Quote:>I'm about to install a Linux server for a customer who runs Windows 95
>clients. It is my first Linux installation so I am trying to prepare myself
>as much as possible!
Good for you! One of the most important things is exactly what you
are doing: assessing what your customer really needs, and the best
tools for the job.
Quote:>They want network e-mail access and my research has generated a lot of
>information. I'm pretty sure I want to configure the Linux box as an IMAP
>server but am not 100% about fetching files from the ISP's multi-drop POP3
You can use both. POP forces all of the client's mail to be
transferred to the local client: this is really *BAD* for security
reasons, and because most POP clients cannot cope properly with
multiple sources of POP mail. For example, if I have one account at
the main mail server at work, one account at AOL for dialup use, and
one account on the main print server for error messages from that,
using POP tends to mix all that email into one local "INBOX".
Using IMAP lets me very easily have distinct mailboxes for different
sources of email.
Quote:>I'm slightly confused about the different functionality of qmail,
>fetchmail, procmail, fetchpop etc. What should I do on my server to
>download POP3 mail from the ISP and allow the Win95 clients to read mail on
>the IMAP server?
OK. Sendmail is a Mail Transport Agent. It lets a computer accept and
transmit email to other Mail Transport Agents.
Qmail is also a Mail Transport Agent.
Procmail is a filtering and processing system: a Mail Transport Agent
or Mail User Agent can use it to manipulate the email in
user-configurable ways. It is extremely powerful, and one of its most
powerful uses is to separate special email for different
handling. This includes transferring mailing list email to specific
files for reading lall at once, automatically cutting off any site
that sends you a "MAKE MONEY FAST" message, cutting off spam sites, or
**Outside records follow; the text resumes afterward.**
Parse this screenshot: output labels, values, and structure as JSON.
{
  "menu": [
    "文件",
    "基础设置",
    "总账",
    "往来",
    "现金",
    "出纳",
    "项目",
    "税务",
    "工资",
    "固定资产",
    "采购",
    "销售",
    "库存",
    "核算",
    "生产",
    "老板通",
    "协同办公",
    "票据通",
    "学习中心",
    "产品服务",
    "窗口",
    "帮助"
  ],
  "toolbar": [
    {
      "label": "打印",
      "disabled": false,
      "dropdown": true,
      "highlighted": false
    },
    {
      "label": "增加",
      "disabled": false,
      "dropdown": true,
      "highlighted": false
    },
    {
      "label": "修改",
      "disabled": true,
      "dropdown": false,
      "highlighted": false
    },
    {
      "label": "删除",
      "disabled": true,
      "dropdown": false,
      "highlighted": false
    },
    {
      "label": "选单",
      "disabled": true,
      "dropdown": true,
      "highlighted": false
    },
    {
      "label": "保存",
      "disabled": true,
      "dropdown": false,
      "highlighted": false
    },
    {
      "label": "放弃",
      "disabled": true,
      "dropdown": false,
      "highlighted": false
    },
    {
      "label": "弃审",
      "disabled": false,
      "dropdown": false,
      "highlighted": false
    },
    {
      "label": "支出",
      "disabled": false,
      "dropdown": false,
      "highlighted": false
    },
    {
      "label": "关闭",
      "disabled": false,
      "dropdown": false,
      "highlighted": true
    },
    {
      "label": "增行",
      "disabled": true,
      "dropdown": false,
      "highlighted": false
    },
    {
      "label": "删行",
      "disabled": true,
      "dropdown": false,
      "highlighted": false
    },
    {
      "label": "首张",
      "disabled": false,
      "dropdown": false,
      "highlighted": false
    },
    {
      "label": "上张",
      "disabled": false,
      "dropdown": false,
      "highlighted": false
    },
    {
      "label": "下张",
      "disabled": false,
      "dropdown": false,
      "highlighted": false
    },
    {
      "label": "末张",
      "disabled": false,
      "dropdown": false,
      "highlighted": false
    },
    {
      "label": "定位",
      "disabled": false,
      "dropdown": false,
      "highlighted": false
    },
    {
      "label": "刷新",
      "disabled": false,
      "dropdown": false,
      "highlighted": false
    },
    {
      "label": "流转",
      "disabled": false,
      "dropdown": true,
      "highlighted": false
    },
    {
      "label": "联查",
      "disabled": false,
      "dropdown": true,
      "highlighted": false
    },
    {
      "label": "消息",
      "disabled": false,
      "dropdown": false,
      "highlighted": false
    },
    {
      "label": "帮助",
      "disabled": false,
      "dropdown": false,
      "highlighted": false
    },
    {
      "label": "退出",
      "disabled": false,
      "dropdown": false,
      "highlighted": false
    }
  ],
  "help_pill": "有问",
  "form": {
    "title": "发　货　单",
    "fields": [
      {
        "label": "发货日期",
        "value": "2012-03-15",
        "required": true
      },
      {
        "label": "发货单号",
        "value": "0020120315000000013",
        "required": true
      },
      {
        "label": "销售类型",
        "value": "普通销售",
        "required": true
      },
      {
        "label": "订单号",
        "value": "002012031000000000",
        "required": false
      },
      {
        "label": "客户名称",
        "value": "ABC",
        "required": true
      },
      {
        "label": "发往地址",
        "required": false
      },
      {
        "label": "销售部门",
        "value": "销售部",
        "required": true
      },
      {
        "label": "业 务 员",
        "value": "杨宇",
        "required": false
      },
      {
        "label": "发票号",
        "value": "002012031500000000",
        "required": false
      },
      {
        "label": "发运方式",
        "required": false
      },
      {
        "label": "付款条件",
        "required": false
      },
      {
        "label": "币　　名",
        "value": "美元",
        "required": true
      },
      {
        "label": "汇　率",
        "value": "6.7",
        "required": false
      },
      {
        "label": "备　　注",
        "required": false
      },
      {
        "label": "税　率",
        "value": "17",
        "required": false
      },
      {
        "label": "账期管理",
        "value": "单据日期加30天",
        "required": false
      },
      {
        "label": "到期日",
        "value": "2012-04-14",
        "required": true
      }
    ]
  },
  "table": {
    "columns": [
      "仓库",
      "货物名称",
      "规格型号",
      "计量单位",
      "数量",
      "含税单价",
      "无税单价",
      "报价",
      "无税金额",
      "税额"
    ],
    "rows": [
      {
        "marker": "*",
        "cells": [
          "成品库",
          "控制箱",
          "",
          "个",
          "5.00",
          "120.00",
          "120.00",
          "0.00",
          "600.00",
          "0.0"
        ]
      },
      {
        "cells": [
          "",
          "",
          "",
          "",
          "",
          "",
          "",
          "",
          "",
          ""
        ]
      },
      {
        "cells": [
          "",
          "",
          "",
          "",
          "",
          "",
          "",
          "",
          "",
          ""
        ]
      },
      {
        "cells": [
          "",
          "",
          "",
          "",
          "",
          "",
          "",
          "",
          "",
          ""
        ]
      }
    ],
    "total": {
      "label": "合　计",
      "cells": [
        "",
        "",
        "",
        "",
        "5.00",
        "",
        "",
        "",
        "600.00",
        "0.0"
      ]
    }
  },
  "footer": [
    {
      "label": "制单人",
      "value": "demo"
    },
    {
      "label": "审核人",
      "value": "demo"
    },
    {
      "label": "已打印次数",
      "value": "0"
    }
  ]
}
automatically sending all email from your ex-wife to your lawyer
instead of making you read it personally.
Fetchmail grabs all the email from a POP or IMAP server and transfers
it to your local machine. It is usually used automatically: it may be
considered a Mail User Agent, duplicating some of the work of a
reconfigured Mail Transport Agent. It lets your users select where
they want to grab their email from without bothering the mail
administrators on their server.
Quote:>Can anyone help or point me in the direction of a web-site, FAQ, HOWTO?
We just did (!). Take a look at the HOWTO sites at rufus.w3.org and
I also do consulting for Linux and security. Let me know if you need
deeper levels of help, especially for modem access.